Below are the records; tally the lines in them that include the word "this" and reply with the number alone.

━━ Records to use

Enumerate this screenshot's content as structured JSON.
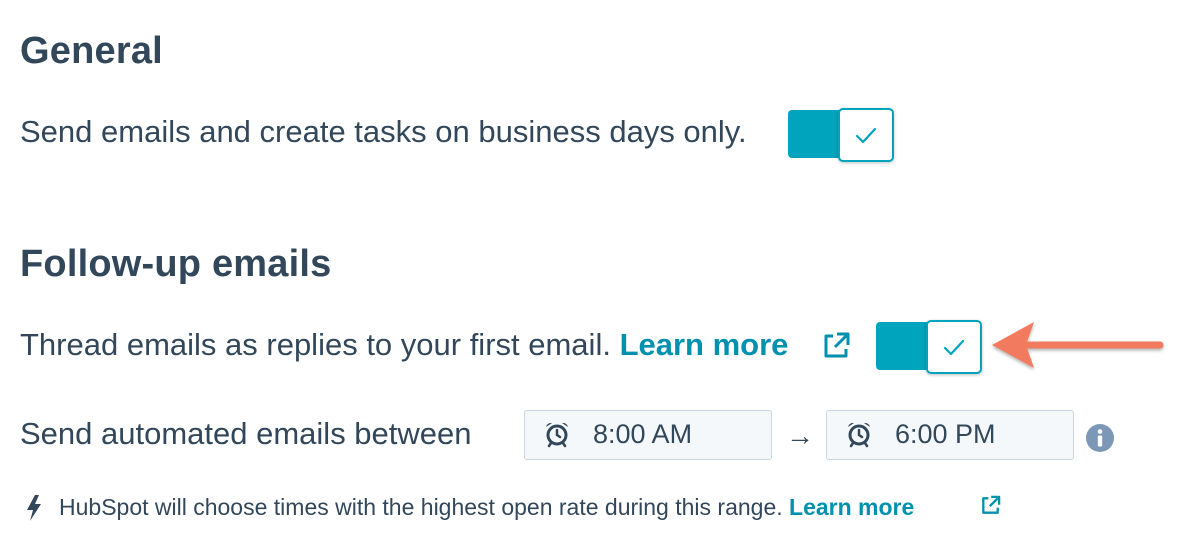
{
  "general": {
    "heading": "General",
    "business_days_label": "Send emails and create tasks on business days only.",
    "business_days_toggle": true
  },
  "followup": {
    "heading": "Follow-up emails",
    "thread_label": "Thread emails as replies to your first email.",
    "thread_learn_more": "Learn more",
    "thread_toggle": true,
    "send_between_label": "Send automated emails between",
    "start_time": "8:00 AM",
    "arrow": "→",
    "end_time": "6:00 PM",
    "hint_text": "HubSpot will choose times with the highest open rate during this range.",
    "hint_learn_more": "Learn more"
  },
  "colors": {
    "accent": "#00a4bd",
    "link": "#0091ae",
    "text": "#33475b",
    "annotation_arrow": "#f27a5e",
    "info_icon": "#7c98b6"
  },
  "icons": {
    "check": "check-icon",
    "external_link": "external-link-icon",
    "alarm_clock": "alarm-clock-icon",
    "arrow_right": "arrow-right-icon",
    "info": "info-icon",
    "lightning": "lightning-icon",
    "annotation_arrow": "annotation-arrow-icon"
  }
}
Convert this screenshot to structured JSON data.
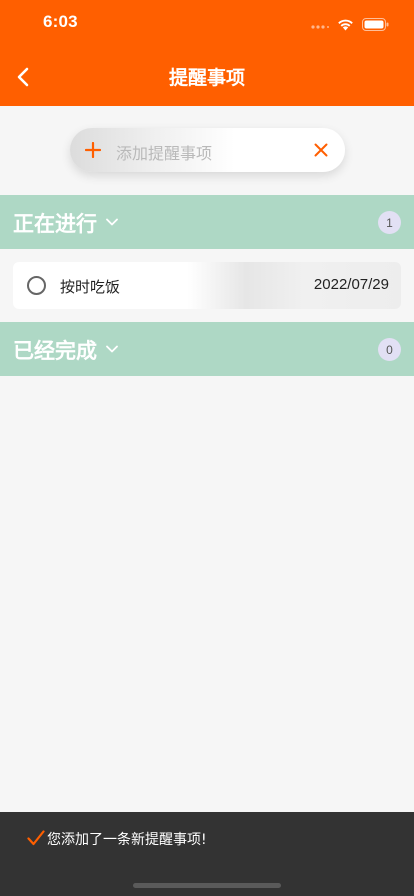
{
  "status_bar": {
    "time": "6:03"
  },
  "nav": {
    "title": "提醒事项"
  },
  "add_bar": {
    "placeholder": "添加提醒事项"
  },
  "sections": [
    {
      "title": "正在进行",
      "count": "1"
    },
    {
      "title": "已经完成",
      "count": "0"
    }
  ],
  "tasks": [
    {
      "label": "按时吃饭",
      "date": "2022/07/29"
    }
  ],
  "toast": {
    "message": "您添加了一条新提醒事项!"
  },
  "colors": {
    "brand": "#ff5f00",
    "section_bg": "#aed8c5",
    "badge_bg": "#e2e0f4",
    "toast_bg": "#333333"
  },
  "icons": [
    "back-arrow-icon",
    "plus-icon",
    "close-icon",
    "chevron-down-icon",
    "radio-unchecked-icon",
    "checkmark-icon",
    "signal-icon",
    "wifi-icon",
    "battery-icon"
  ]
}
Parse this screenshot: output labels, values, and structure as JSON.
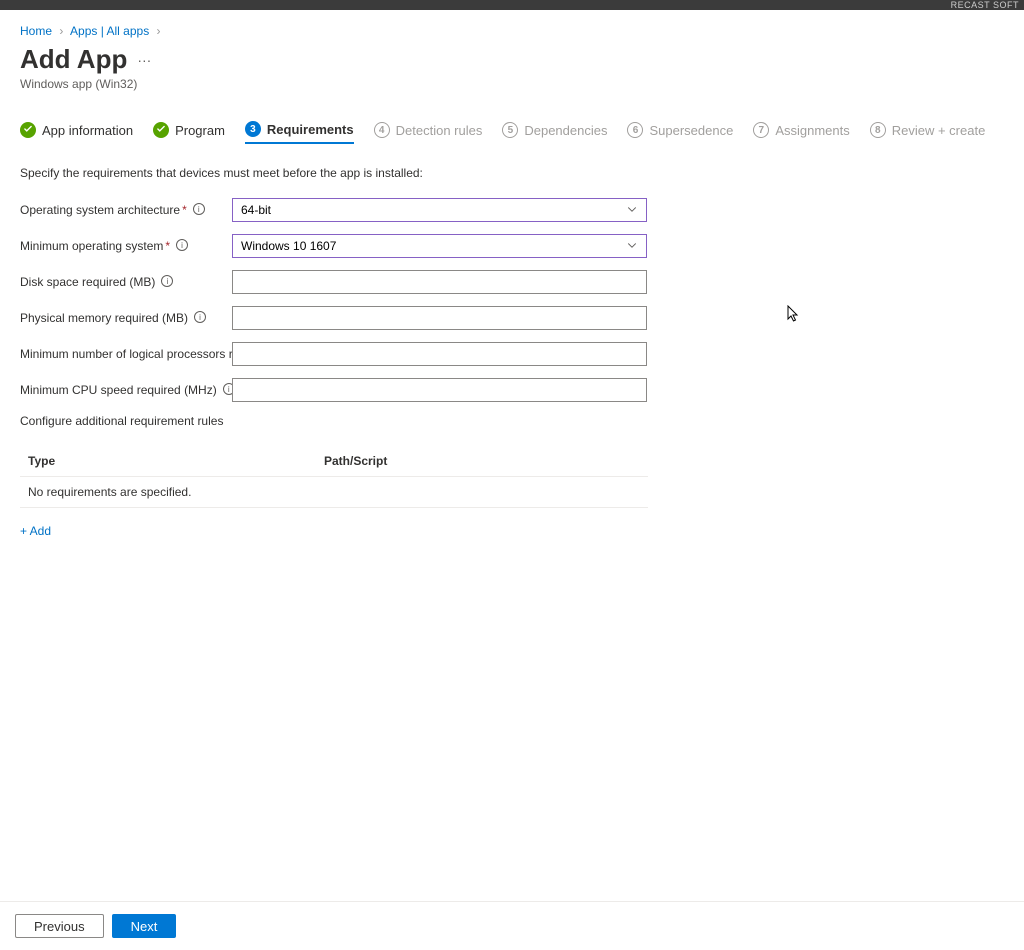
{
  "watermark": "RECAST SOFT",
  "breadcrumb": {
    "home": "Home",
    "apps": "Apps | All apps"
  },
  "page": {
    "title": "Add App",
    "subtitle": "Windows app (Win32)"
  },
  "tabs": [
    {
      "num": "",
      "label": "App information",
      "state": "done"
    },
    {
      "num": "",
      "label": "Program",
      "state": "done"
    },
    {
      "num": "3",
      "label": "Requirements",
      "state": "active"
    },
    {
      "num": "4",
      "label": "Detection rules",
      "state": "pending"
    },
    {
      "num": "5",
      "label": "Dependencies",
      "state": "pending"
    },
    {
      "num": "6",
      "label": "Supersedence",
      "state": "pending"
    },
    {
      "num": "7",
      "label": "Assignments",
      "state": "pending"
    },
    {
      "num": "8",
      "label": "Review + create",
      "state": "pending"
    }
  ],
  "helpText": "Specify the requirements that devices must meet before the app is installed:",
  "form": {
    "osArch": {
      "label": "Operating system architecture",
      "required": true,
      "value": "64-bit"
    },
    "minOs": {
      "label": "Minimum operating system",
      "required": true,
      "value": "Windows 10 1607"
    },
    "diskSpace": {
      "label": "Disk space required (MB)",
      "value": ""
    },
    "physMem": {
      "label": "Physical memory required (MB)",
      "value": ""
    },
    "minProc": {
      "label": "Minimum number of logical processors required",
      "value": ""
    },
    "minCpu": {
      "label": "Minimum CPU speed required (MHz)",
      "value": ""
    }
  },
  "rules": {
    "heading": "Configure additional requirement rules",
    "cols": {
      "type": "Type",
      "path": "Path/Script"
    },
    "empty": "No requirements are specified.",
    "addLabel": "+ Add"
  },
  "buttons": {
    "prev": "Previous",
    "next": "Next"
  }
}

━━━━

#### Reply to the task
4